Field tests can have a VO2 max error rate as high as 10%–20% since they depend on pacing ability and motivation. Accuracy can also be affected by failure to maintain steady walking or running mechanics on a treadmill or constant speed on a cycle. Cycle ergometer tests are self-paced and not as carefully controlled as treadmill tests. Leg muscles may become prematurely fatigued, so that higher submaximal or true maximum output is not achieved, leading to a 10%–15% underestimate of aerobic fitness. Because of the longer muscle contractions on a cycle compared with a treadmill, blood pressure readings may be somewhat increased.
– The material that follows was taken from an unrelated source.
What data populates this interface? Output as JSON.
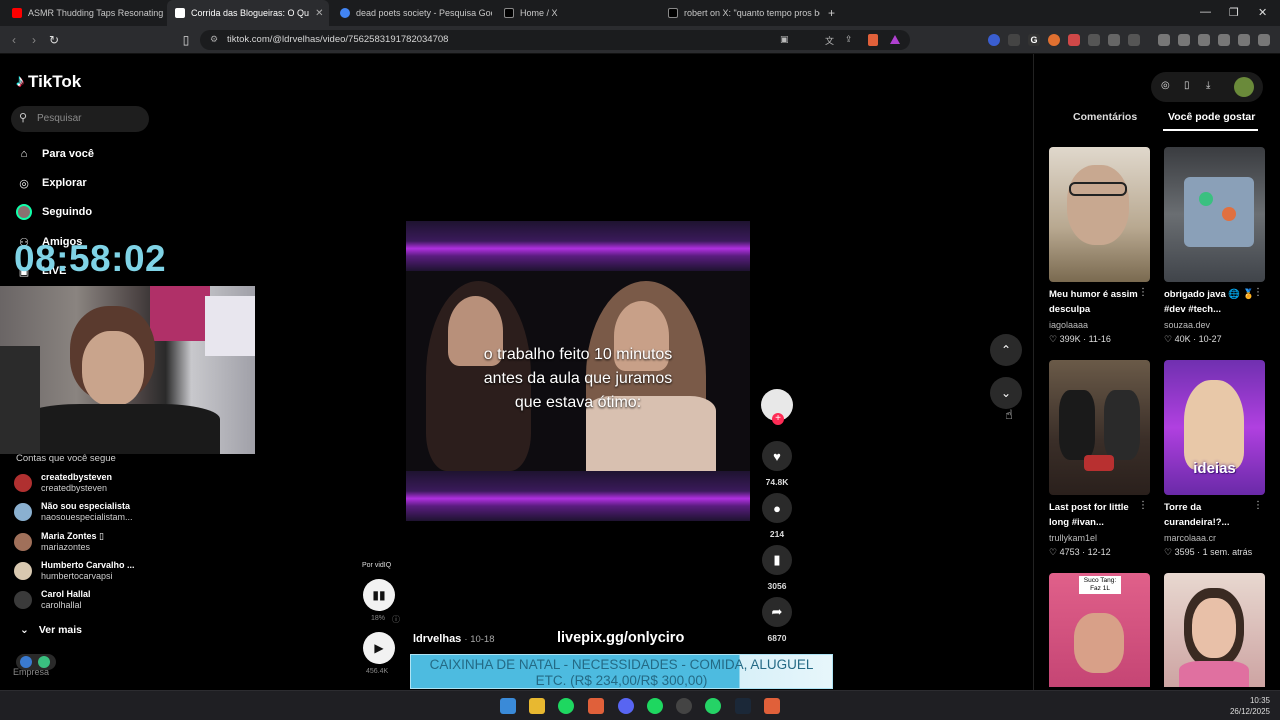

QUESTIONS TO ASK YOUR DOCTOR

The results of cardiorespiratory fitness tests often motivate people to improve their fitness. Even those with a very low VO2 max (less than 28) can reach a normal range of 35–40 with just two to three 30–40-minute sessions of cardiovascular training every week, regardless of age.

See also Cardiovascular system ; Metabolic equivalent of task .

Resources

BOOKS

Baumgartner, Ted, et al. Measurement For Evaluation In Kinesiology, 9th ed. Sudbury: Jones & Bartlett Learning, 2016.

Nieman, David C. Exercise Testing and Prescription: A Health-related Approach, 7th ed. Boston: McGraw-Hill, 2010.

Tomchuk, David. Companion Guide to Measurement and Evaluation for Kinesiology. Sudbury: Jones & Bartlett Learning, 2011.

WEBSITES

“How Fit Are You? See How You Measure Up.” Mayo Clinic. February 27, 2014. http://www.mayoclinic.org/healthy-lifestyle/fitness/in-depth/fitness/art-20046433 (accessed January 15, 2017).

Steenhuysen, Julie. “Marathon Man: How Not to Hit the Wall.” Reuters. October 21, 2010. http://www.reuters.com/article/us-marathon-idUSTRE69K5FZ20101021 (accessed January 14, 2017).

ORGANIZATIONS

American College of Sports Medicine, 401 W Michigan St., Indianapolis, IN, 46202-3233, (317) 6379200, Fax: (317) 634-7817, http://www.acsm.org .

American Heart Association, 7272 Greenville Ave., Dallas, TX, 75231, (800) AHA-USA-1 (242-8721), http://www.heart.org .

President's Council on Fitness, Sports & Nutrition, 1101 Wootton Pkwy., Ste. 560, Rockville, MD, 20852, (240) 276-9567, Fax: (240) 276-9860, fitness@hhs.gov, http://www.presidentschallenge.org .

YMCA of the USA, 101 N. Wacker Dr., Chicago, IL, 60606, (800) 872-9622, http://www.ymca.net .

Margaret Alic, PhD

  This information is not a tool for self-diagnosis or a substitute for professional care.